**TASK TO CARRY OUT**. Read the records and gather each line that includes "true".

════

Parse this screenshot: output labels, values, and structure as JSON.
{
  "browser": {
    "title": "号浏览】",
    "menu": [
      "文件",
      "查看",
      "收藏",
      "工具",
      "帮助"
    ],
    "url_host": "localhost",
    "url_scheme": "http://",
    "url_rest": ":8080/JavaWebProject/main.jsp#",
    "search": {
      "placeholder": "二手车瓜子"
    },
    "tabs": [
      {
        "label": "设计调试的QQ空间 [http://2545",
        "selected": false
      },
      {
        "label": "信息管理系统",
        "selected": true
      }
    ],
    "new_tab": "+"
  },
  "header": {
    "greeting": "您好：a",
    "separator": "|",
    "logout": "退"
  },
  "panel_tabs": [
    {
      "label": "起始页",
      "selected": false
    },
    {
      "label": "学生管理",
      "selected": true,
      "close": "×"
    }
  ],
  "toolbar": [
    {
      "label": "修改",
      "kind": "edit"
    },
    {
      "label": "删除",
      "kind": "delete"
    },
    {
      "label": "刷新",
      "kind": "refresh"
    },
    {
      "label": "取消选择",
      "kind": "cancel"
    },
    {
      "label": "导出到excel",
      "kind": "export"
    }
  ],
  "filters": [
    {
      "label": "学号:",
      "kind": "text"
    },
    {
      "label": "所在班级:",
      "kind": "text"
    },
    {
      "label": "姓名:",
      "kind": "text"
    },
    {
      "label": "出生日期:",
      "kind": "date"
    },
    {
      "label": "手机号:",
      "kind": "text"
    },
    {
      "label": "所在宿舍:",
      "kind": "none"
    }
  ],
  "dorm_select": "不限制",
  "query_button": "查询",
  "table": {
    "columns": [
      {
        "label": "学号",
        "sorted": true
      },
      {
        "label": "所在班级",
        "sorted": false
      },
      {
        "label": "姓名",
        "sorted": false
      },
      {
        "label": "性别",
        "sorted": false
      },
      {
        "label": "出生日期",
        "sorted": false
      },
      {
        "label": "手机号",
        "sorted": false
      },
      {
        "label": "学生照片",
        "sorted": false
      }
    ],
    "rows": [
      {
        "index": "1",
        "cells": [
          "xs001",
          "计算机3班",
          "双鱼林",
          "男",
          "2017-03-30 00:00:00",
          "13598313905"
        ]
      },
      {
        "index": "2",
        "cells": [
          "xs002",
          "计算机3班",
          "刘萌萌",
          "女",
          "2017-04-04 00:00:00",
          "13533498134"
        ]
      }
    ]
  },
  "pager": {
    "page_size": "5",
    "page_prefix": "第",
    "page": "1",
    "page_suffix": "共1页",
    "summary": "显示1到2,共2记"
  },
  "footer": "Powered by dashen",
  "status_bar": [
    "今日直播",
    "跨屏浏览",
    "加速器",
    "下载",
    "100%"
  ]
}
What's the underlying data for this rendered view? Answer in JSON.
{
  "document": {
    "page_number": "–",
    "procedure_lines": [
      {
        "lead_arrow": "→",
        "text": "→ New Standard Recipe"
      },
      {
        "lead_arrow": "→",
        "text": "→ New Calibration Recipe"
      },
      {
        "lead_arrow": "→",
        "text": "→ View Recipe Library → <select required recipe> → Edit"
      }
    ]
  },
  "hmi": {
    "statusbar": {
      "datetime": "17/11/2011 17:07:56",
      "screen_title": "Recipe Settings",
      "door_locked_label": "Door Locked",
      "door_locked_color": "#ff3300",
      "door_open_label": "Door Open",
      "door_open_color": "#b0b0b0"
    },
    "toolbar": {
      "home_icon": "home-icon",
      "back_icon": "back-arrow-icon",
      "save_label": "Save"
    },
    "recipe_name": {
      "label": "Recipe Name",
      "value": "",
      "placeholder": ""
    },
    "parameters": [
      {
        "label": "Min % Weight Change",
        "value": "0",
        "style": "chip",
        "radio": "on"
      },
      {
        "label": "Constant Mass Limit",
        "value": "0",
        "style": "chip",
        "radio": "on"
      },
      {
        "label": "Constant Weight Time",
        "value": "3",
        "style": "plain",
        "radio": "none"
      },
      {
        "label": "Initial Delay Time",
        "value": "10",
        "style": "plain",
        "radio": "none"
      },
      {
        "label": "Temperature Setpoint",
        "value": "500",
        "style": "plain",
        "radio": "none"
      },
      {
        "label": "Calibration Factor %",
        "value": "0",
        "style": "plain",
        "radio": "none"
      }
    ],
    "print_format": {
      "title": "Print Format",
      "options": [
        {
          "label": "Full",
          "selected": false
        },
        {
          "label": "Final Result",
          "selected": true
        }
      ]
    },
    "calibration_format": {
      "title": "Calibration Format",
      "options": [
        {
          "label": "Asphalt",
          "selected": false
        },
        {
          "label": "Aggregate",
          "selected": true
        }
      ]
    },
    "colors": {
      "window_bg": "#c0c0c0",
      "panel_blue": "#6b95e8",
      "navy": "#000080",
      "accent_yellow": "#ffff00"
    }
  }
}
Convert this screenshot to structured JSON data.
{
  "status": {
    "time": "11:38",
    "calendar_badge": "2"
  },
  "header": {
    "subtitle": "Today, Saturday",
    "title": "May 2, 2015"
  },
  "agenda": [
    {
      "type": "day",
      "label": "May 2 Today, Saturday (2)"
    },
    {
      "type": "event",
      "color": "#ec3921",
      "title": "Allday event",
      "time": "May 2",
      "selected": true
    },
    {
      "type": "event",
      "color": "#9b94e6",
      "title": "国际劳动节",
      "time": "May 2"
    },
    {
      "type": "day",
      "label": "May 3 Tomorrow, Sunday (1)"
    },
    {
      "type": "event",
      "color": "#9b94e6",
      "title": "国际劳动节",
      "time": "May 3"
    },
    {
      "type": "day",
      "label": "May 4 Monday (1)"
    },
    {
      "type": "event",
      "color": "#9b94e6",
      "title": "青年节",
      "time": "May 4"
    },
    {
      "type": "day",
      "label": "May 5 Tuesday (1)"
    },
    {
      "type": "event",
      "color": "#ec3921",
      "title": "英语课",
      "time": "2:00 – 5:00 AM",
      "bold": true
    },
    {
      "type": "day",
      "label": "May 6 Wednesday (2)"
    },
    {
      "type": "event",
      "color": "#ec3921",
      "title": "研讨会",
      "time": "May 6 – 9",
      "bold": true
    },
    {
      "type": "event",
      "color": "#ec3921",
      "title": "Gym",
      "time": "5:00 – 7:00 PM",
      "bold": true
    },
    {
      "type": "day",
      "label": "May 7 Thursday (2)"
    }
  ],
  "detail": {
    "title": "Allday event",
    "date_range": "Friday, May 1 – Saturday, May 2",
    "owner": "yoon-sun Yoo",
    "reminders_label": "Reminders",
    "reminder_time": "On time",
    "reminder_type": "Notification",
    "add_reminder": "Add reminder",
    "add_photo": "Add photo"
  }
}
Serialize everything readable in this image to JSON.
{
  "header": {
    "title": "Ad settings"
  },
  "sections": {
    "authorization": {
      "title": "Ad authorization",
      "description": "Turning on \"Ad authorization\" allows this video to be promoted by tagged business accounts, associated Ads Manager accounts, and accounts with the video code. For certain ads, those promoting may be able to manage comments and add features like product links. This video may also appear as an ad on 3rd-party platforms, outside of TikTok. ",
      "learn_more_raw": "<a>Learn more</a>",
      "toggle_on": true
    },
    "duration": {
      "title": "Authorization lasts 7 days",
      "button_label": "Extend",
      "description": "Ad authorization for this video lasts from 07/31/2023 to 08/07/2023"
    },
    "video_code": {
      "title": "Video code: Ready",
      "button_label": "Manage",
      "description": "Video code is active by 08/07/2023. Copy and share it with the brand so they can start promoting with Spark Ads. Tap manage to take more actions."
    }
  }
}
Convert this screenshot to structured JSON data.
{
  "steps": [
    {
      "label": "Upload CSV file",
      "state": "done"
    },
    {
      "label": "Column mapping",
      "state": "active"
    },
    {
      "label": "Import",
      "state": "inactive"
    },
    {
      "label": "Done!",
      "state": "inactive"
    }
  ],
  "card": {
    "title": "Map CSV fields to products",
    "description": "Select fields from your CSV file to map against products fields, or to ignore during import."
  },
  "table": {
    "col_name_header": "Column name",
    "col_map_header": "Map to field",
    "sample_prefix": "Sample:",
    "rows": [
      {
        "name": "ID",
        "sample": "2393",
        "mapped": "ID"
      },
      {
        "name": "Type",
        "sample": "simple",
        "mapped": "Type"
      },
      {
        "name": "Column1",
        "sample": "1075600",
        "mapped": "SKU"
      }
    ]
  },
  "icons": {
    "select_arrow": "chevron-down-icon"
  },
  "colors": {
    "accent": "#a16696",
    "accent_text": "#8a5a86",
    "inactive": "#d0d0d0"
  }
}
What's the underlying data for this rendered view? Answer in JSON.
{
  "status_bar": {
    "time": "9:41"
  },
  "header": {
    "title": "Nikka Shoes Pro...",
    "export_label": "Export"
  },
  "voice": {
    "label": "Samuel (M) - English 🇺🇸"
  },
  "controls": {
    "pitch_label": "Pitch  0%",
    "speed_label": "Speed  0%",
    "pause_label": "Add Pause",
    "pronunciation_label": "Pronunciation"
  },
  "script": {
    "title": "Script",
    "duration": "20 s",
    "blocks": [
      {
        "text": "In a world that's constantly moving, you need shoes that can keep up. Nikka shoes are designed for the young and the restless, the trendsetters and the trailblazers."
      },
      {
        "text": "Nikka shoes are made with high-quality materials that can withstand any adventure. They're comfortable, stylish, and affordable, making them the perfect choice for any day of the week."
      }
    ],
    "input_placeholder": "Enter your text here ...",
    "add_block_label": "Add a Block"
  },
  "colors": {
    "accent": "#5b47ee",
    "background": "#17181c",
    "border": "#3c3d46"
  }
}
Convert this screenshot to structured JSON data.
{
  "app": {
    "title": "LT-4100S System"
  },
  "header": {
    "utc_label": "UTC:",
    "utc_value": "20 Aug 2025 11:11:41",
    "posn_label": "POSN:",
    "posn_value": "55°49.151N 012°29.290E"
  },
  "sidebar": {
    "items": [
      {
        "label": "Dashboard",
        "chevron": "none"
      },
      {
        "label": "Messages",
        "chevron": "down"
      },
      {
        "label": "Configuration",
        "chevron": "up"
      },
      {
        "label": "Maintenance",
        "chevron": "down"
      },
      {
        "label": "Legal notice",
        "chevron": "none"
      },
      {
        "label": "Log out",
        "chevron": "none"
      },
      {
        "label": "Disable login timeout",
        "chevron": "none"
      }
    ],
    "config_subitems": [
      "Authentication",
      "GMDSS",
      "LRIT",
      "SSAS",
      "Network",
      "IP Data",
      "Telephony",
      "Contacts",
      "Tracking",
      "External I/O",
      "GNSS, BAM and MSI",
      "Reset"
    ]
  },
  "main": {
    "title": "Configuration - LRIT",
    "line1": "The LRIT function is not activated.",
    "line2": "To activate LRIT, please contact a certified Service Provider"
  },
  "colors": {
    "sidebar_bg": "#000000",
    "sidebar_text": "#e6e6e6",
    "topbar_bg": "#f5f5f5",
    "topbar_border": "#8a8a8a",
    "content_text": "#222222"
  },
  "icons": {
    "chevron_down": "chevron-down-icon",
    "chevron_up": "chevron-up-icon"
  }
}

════

**ANSWER TO THIS PROBLEM**.
        "selected": true
      "selected": true,
        "sorted": true
          "selected": true
          "selected": true
      "selected": true
      "bold": true
      "bold": true
      "bold": true
      "toggle_on": true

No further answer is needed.